> _Component data from apps and pages_
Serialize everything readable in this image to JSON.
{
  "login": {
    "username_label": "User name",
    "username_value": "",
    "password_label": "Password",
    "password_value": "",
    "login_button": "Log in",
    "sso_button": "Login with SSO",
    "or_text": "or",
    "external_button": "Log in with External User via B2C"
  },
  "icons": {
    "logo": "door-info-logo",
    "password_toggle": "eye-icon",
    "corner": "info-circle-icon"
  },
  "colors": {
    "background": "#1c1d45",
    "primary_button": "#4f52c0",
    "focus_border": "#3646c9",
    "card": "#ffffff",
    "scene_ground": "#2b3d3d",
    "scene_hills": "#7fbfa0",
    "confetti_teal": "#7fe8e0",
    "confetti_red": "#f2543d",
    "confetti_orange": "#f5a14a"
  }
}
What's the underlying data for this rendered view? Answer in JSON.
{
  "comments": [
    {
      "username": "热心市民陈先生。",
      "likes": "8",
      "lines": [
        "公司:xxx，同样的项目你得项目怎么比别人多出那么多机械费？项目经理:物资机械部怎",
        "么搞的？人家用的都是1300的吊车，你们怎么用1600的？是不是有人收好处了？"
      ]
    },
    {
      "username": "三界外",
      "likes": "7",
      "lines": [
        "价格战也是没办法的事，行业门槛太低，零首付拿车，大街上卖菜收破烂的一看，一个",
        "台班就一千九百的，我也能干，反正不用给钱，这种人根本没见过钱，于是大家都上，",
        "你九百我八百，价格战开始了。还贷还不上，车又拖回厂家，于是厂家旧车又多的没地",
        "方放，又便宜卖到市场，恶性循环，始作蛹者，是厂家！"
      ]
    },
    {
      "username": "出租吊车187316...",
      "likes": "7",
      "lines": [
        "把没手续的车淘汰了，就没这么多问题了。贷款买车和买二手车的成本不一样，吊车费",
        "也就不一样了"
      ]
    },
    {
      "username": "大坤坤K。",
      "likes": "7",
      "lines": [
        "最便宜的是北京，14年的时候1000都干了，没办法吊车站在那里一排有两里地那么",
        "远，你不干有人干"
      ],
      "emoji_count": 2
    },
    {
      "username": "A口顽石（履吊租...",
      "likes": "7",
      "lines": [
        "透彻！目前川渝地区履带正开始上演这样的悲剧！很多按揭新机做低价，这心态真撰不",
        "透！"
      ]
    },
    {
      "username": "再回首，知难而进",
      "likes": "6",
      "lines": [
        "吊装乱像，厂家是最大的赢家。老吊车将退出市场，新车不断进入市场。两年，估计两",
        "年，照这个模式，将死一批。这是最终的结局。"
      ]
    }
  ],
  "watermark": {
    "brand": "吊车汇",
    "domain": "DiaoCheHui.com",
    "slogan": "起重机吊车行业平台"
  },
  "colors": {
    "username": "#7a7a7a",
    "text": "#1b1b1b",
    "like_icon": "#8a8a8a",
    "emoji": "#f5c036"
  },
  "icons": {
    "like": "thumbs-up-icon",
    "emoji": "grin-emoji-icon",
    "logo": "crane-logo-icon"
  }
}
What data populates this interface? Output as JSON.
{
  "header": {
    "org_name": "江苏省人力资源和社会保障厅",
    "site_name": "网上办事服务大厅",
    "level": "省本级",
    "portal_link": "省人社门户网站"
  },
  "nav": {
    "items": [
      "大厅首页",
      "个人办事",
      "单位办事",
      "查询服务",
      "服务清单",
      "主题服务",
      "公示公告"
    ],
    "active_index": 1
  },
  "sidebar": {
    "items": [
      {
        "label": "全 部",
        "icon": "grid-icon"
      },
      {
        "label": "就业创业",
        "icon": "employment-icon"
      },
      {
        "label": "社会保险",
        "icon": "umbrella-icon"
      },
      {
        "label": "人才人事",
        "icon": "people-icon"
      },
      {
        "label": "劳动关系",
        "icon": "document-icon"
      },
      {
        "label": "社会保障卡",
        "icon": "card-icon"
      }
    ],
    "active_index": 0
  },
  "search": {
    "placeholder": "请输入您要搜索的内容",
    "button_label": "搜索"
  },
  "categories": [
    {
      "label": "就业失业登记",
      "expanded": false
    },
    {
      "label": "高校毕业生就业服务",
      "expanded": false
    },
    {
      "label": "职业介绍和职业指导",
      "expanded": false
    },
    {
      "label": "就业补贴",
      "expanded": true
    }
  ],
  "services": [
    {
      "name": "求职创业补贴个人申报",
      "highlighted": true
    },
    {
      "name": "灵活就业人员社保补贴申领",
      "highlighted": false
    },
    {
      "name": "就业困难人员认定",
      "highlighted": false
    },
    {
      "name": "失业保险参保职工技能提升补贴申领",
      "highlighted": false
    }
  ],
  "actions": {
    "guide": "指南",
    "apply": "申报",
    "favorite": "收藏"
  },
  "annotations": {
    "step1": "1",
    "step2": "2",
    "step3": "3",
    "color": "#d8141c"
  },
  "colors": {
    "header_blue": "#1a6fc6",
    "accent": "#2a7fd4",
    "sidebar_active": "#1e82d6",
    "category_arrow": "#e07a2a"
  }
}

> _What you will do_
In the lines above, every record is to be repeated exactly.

> _Response to this exercise_
Serialize everything readable in this image to JSON.
{
  "login": {
    "username_label": "User name",
    "username_value": "",
    "password_label": "Password",
    "password_value": "",
    "login_button": "Log in",
    "sso_button": "Login with SSO",
    "or_text": "or",
    "external_button": "Log in with External User via B2C"
  },
  "icons": {
    "logo": "door-info-logo",
    "password_toggle": "eye-icon",
    "corner": "info-circle-icon"
  },
  "colors": {
    "background": "#1c1d45",
    "primary_button": "#4f52c0",
    "focus_border": "#3646c9",
    "card": "#ffffff",
    "scene_ground": "#2b3d3d",
    "scene_hills": "#7fbfa0",
    "confetti_teal": "#7fe8e0",
    "confetti_red": "#f2543d",
    "confetti_orange": "#f5a14a"
  }
}
What's the underlying data for this rendered view? Answer in JSON.
{
  "comments": [
    {
      "username": "热心市民陈先生。",
      "likes": "8",
      "lines": [
        "公司:xxx，同样的项目你得项目怎么比别人多出那么多机械费？项目经理:物资机械部怎",
        "么搞的？人家用的都是1300的吊车，你们怎么用1600的？是不是有人收好处了？"
      ]
    },
    {
      "username": "三界外",
      "likes": "7",
      "lines": [
        "价格战也是没办法的事，行业门槛太低，零首付拿车，大街上卖菜收破烂的一看，一个",
        "台班就一千九百的，我也能干，反正不用给钱，这种人根本没见过钱，于是大家都上，",
        "你九百我八百，价格战开始了。还贷还不上，车又拖回厂家，于是厂家旧车又多的没地",
        "方放，又便宜卖到市场，恶性循环，始作蛹者，是厂家！"
      ]
    },
    {
      "username": "出租吊车187316...",
      "likes": "7",
      "lines": [
        "把没手续的车淘汰了，就没这么多问题了。贷款买车和买二手车的成本不一样，吊车费",
        "也就不一样了"
      ]
    },
    {
      "username": "大坤坤K。",
      "likes": "7",
      "lines": [
        "最便宜的是北京，14年的时候1000都干了，没办法吊车站在那里一排有两里地那么",
        "远，你不干有人干"
      ],
      "emoji_count": 2
    },
    {
      "username": "A口顽石（履吊租...",
      "likes": "7",
      "lines": [
        "透彻！目前川渝地区履带正开始上演这样的悲剧！很多按揭新机做低价，这心态真撰不",
        "透！"
      ]
    },
    {
      "username": "再回首，知难而进",
      "likes": "6",
      "lines": [
        "吊装乱像，厂家是最大的赢家。老吊车将退出市场，新车不断进入市场。两年，估计两",
        "年，照这个模式，将死一批。这是最终的结局。"
      ]
    }
  ],
  "watermark": {
    "brand": "吊车汇",
    "domain": "DiaoCheHui.com",
    "slogan": "起重机吊车行业平台"
  },
  "colors": {
    "username": "#7a7a7a",
    "text": "#1b1b1b",
    "like_icon": "#8a8a8a",
    "emoji": "#f5c036"
  },
  "icons": {
    "like": "thumbs-up-icon",
    "emoji": "grin-emoji-icon",
    "logo": "crane-logo-icon"
  }
}
What data populates this interface? Output as JSON.
{
  "header": {
    "org_name": "江苏省人力资源和社会保障厅",
    "site_name": "网上办事服务大厅",
    "level": "省本级",
    "portal_link": "省人社门户网站"
  },
  "nav": {
    "items": [
      "大厅首页",
      "个人办事",
      "单位办事",
      "查询服务",
      "服务清单",
      "主题服务",
      "公示公告"
    ],
    "active_index": 1
  },
  "sidebar": {
    "items": [
      {
        "label": "全 部",
        "icon": "grid-icon"
      },
      {
        "label": "就业创业",
        "icon": "employment-icon"
      },
      {
        "label": "社会保险",
        "icon": "umbrella-icon"
      },
      {
        "label": "人才人事",
        "icon": "people-icon"
      },
      {
        "label": "劳动关系",
        "icon": "document-icon"
      },
      {
        "label": "社会保障卡",
        "icon": "card-icon"
      }
    ],
    "active_index": 0
  },
  "search": {
    "placeholder": "请输入您要搜索的内容",
    "button_label": "搜索"
  },
  "categories": [
    {
      "label": "就业失业登记",
      "expanded": false
    },
    {
      "label": "高校毕业生就业服务",
      "expanded": false
    },
    {
      "label": "职业介绍和职业指导",
      "expanded": false
    },
    {
      "label": "就业补贴",
      "expanded": true
    }
  ],
  "services": [
    {
      "name": "求职创业补贴个人申报",
      "highlighted": true
    },
    {
      "name": "灵活就业人员社保补贴申领",
      "highlighted": false
    },
    {
      "name": "就业困难人员认定",
      "highlighted": false
    },
    {
      "name": "失业保险参保职工技能提升补贴申领",
      "highlighted": false
    }
  ],
  "actions": {
    "guide": "指南",
    "apply": "申报",
    "favorite": "收藏"
  },
  "annotations": {
    "step1": "1",
    "step2": "2",
    "step3": "3",
    "color": "#d8141c"
  },
  "colors": {
    "header_blue": "#1a6fc6",
    "accent": "#2a7fd4",
    "sidebar_active": "#1e82d6",
    "category_arrow": "#e07a2a"
  }
}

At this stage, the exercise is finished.